**Task item:**
All of the data below should be set down again verbatim, without any images.

[App and web page records]
=======

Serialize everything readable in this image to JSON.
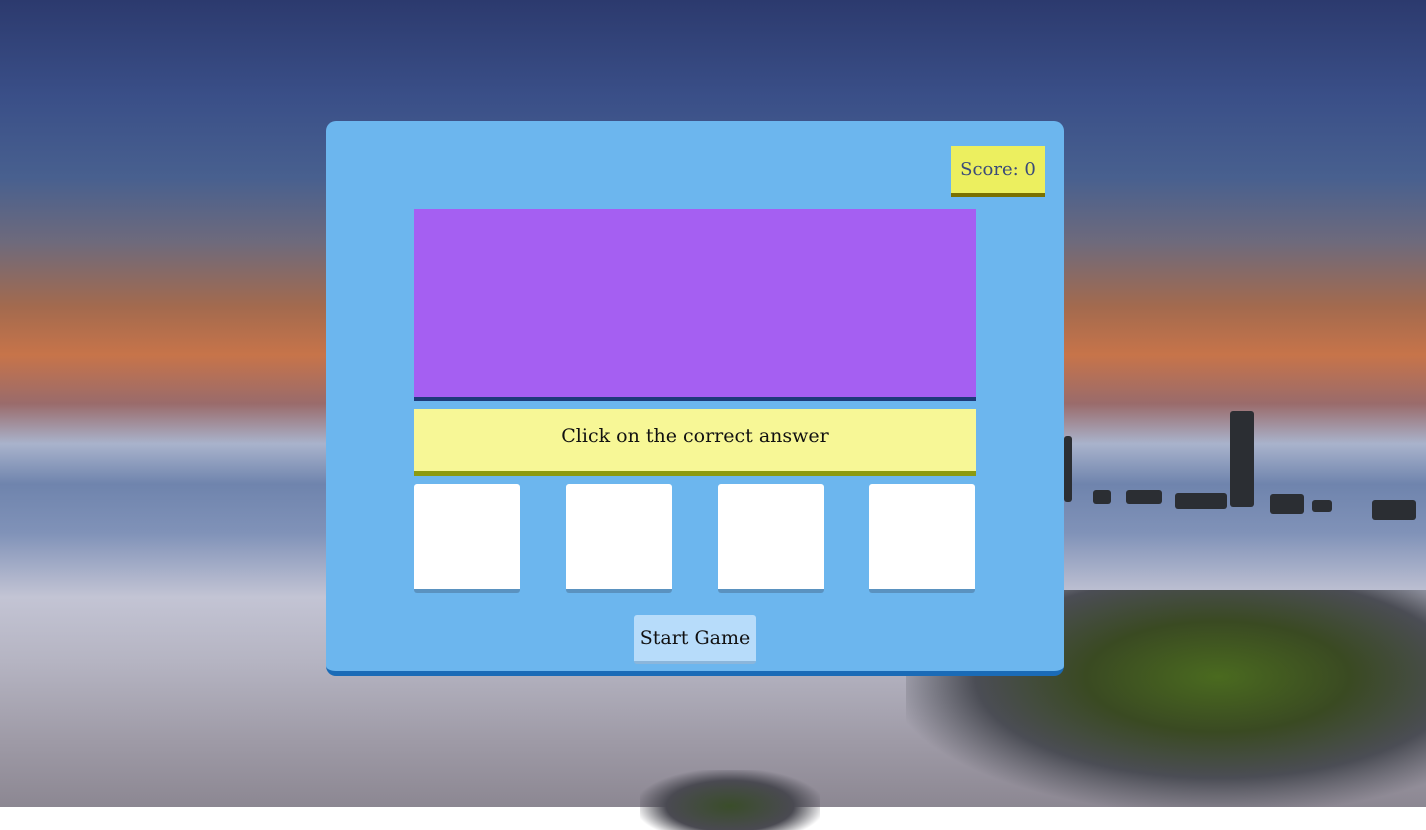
{
  "game": {
    "score_label": "Score: 0",
    "prompt": "Click on the correct answer",
    "start_label": "Start Game",
    "choices": [
      "",
      "",
      "",
      ""
    ]
  },
  "colors": {
    "panel": "#6cb6ee",
    "panel_border": "#1a6bb7",
    "score_bg": "#ecef5f",
    "display_bg": "#a55ff2",
    "prompt_bg": "#f7f796",
    "choice_bg": "#ffffff",
    "start_bg": "#b7dcfa"
  }
}
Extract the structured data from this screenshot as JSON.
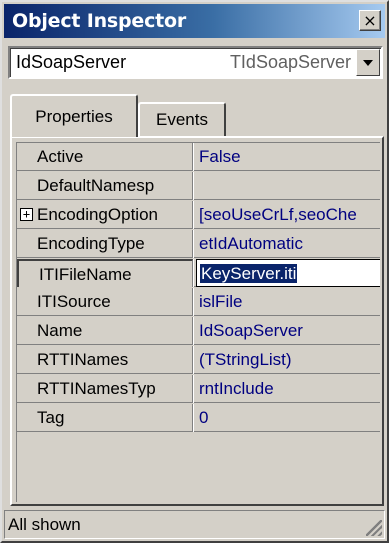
{
  "window": {
    "title": "Object Inspector",
    "close_icon": "close-icon",
    "close_glyph": "×"
  },
  "object_selector": {
    "name": "IdSoapServer",
    "class_name": "TIdSoapServer",
    "dropdown_icon": "chevron-down-icon"
  },
  "tabs": [
    {
      "label": "Properties",
      "active": true
    },
    {
      "label": "Events",
      "active": false
    }
  ],
  "properties": [
    {
      "name": "Active",
      "value": "False"
    },
    {
      "name": "DefaultNamesp",
      "value": ""
    },
    {
      "name": "EncodingOption",
      "value": "[seoUseCrLf,seoChe",
      "expandable": true,
      "expand_glyph": "+"
    },
    {
      "name": "EncodingType",
      "value": "etIdAutomatic"
    },
    {
      "name": "ITIFileName",
      "value": "KeyServer.iti",
      "selected": true
    },
    {
      "name": "ITISource",
      "value": "islFile"
    },
    {
      "name": "Name",
      "value": "IdSoapServer"
    },
    {
      "name": "RTTINames",
      "value": "(TStringList)"
    },
    {
      "name": "RTTINamesTyp",
      "value": "rntInclude"
    },
    {
      "name": "Tag",
      "value": "0"
    }
  ],
  "status": {
    "text": "All shown",
    "grip_icon": "size-grip-icon"
  },
  "colors": {
    "title_gradient_start": "#0a246a",
    "title_gradient_end": "#a6caf0",
    "value_text": "#000080",
    "face": "#d4d0c8",
    "selection": "#0a246a"
  }
}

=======

**Output for this task:**
Serialize everything readable in this image to JSON.
{
  "game": {
    "score_label": "Score: 0",
    "prompt": "Click on the correct answer",
    "start_label": "Start Game",
    "choices": [
      "",
      "",
      "",
      ""
    ]
  },
  "colors": {
    "panel": "#6cb6ee",
    "panel_border": "#1a6bb7",
    "score_bg": "#ecef5f",
    "display_bg": "#a55ff2",
    "prompt_bg": "#f7f796",
    "choice_bg": "#ffffff",
    "start_bg": "#b7dcfa"
  }
}
Extract the structured data from this screenshot as JSON.
{
  "window": {
    "title": "Object Inspector",
    "close_icon": "close-icon",
    "close_glyph": "×"
  },
  "object_selector": {
    "name": "IdSoapServer",
    "class_name": "TIdSoapServer",
    "dropdown_icon": "chevron-down-icon"
  },
  "tabs": [
    {
      "label": "Properties",
      "active": true
    },
    {
      "label": "Events",
      "active": false
    }
  ],
  "properties": [
    {
      "name": "Active",
      "value": "False"
    },
    {
      "name": "DefaultNamesp",
      "value": ""
    },
    {
      "name": "EncodingOption",
      "value": "[seoUseCrLf,seoChe",
      "expandable": true,
      "expand_glyph": "+"
    },
    {
      "name": "EncodingType",
      "value": "etIdAutomatic"
    },
    {
      "name": "ITIFileName",
      "value": "KeyServer.iti",
      "selected": true
    },
    {
      "name": "ITISource",
      "value": "islFile"
    },
    {
      "name": "Name",
      "value": "IdSoapServer"
    },
    {
      "name": "RTTINames",
      "value": "(TStringList)"
    },
    {
      "name": "RTTINamesTyp",
      "value": "rntInclude"
    },
    {
      "name": "Tag",
      "value": "0"
    }
  ],
  "status": {
    "text": "All shown",
    "grip_icon": "size-grip-icon"
  },
  "colors": {
    "title_gradient_start": "#0a246a",
    "title_gradient_end": "#a6caf0",
    "value_text": "#000080",
    "face": "#d4d0c8",
    "selection": "#0a246a"
  }
}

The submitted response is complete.